* [Exercise prompt] Collect every line in the records below that contains the word "star".

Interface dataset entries
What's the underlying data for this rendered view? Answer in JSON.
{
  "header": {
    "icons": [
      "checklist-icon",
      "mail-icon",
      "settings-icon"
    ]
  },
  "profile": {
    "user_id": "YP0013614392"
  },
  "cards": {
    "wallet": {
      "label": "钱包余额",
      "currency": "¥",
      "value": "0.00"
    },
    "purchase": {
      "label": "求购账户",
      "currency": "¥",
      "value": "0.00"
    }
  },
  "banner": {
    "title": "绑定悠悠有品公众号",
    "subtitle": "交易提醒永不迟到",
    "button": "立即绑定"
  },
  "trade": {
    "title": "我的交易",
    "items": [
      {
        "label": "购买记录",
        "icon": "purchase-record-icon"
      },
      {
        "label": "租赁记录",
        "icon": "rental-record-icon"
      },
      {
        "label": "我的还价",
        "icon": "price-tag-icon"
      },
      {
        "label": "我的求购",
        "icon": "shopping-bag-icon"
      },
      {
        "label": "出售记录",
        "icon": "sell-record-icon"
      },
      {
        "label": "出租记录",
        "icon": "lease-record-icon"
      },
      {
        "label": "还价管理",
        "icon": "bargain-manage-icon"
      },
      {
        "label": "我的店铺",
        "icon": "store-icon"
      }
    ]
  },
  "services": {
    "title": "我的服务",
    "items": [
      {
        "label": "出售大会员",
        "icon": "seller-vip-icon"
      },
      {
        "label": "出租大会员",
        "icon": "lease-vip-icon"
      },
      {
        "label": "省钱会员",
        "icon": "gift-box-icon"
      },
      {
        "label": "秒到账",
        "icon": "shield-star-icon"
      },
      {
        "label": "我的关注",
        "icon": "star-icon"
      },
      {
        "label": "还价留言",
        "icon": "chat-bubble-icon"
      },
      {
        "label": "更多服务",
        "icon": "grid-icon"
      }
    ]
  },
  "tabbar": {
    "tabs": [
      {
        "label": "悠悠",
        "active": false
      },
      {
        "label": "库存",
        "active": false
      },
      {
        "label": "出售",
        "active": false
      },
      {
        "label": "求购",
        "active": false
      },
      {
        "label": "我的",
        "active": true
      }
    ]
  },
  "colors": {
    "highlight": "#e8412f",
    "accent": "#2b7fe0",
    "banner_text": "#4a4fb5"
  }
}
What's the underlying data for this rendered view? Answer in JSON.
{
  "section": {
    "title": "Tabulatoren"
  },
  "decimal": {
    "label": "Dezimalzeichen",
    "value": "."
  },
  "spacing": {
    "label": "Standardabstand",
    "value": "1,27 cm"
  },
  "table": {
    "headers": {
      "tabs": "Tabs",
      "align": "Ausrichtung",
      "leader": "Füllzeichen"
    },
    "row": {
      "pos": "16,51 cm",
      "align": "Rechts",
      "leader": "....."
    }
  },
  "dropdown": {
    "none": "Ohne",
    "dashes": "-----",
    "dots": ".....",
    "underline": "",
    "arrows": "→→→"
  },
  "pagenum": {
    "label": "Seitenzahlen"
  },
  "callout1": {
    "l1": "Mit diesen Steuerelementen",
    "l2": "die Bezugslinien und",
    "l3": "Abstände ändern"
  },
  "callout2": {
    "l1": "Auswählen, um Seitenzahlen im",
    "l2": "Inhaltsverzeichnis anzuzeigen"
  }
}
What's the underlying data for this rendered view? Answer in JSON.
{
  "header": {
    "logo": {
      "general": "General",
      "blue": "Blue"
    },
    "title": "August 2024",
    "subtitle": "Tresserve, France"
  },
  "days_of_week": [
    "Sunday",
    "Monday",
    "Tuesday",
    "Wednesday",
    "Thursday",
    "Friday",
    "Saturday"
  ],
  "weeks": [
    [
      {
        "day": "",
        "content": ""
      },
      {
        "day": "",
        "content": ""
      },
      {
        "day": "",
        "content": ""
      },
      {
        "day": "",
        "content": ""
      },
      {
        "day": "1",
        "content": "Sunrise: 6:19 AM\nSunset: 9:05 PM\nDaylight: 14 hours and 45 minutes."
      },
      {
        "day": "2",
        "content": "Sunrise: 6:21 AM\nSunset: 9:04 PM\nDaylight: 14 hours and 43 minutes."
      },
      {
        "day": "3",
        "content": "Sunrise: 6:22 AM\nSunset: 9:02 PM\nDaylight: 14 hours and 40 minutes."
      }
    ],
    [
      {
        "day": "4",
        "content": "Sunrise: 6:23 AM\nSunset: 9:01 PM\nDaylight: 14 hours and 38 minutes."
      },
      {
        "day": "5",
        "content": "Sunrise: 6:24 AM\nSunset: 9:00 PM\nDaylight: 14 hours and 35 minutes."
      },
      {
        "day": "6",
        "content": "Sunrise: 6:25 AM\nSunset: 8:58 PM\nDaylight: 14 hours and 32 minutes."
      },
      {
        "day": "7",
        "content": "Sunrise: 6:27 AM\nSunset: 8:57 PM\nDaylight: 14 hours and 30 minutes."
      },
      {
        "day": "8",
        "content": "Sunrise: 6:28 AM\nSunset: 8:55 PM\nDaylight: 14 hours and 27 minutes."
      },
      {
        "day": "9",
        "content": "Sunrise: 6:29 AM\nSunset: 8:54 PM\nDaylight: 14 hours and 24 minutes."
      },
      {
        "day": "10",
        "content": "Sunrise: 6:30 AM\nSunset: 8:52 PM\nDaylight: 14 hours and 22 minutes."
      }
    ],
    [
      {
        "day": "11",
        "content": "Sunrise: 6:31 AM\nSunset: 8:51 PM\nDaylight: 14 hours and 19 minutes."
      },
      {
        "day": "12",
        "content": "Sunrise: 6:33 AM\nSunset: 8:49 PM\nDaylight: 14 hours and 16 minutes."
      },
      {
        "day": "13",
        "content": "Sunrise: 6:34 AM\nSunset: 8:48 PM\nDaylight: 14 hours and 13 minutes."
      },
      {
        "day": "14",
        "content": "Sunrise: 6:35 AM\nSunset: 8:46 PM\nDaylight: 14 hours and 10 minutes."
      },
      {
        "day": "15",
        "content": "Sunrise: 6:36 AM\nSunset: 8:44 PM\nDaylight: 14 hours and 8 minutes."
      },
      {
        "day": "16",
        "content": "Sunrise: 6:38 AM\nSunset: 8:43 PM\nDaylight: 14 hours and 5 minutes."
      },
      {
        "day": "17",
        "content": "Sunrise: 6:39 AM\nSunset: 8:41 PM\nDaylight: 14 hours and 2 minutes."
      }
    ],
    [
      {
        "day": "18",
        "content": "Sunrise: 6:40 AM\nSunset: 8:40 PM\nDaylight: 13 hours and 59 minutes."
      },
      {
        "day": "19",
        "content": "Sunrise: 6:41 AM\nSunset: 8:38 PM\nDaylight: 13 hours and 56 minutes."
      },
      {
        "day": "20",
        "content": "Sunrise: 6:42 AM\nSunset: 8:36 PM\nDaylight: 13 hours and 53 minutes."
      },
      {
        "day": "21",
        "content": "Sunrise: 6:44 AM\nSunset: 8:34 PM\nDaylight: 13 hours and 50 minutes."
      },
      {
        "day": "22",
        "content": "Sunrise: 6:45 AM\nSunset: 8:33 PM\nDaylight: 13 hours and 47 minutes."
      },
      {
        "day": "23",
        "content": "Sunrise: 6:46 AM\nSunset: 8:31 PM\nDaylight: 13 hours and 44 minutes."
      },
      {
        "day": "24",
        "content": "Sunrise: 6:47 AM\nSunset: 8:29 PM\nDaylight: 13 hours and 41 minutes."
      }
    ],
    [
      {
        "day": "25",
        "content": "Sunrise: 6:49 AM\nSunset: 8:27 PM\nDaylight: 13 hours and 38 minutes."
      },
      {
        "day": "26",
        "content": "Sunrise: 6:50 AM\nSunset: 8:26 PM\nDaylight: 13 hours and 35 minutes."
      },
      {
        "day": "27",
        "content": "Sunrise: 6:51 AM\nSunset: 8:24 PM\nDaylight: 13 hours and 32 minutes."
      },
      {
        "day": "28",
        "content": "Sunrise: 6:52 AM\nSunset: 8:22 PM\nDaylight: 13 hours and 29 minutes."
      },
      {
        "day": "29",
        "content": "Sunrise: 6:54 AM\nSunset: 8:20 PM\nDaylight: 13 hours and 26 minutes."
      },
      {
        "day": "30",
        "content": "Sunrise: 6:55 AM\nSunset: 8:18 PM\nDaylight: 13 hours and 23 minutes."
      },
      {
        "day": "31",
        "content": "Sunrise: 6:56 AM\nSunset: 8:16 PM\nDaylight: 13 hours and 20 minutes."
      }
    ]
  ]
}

* [Answer to this problem]
        "icon": "shield-star-icon"
        "icon": "star-icon"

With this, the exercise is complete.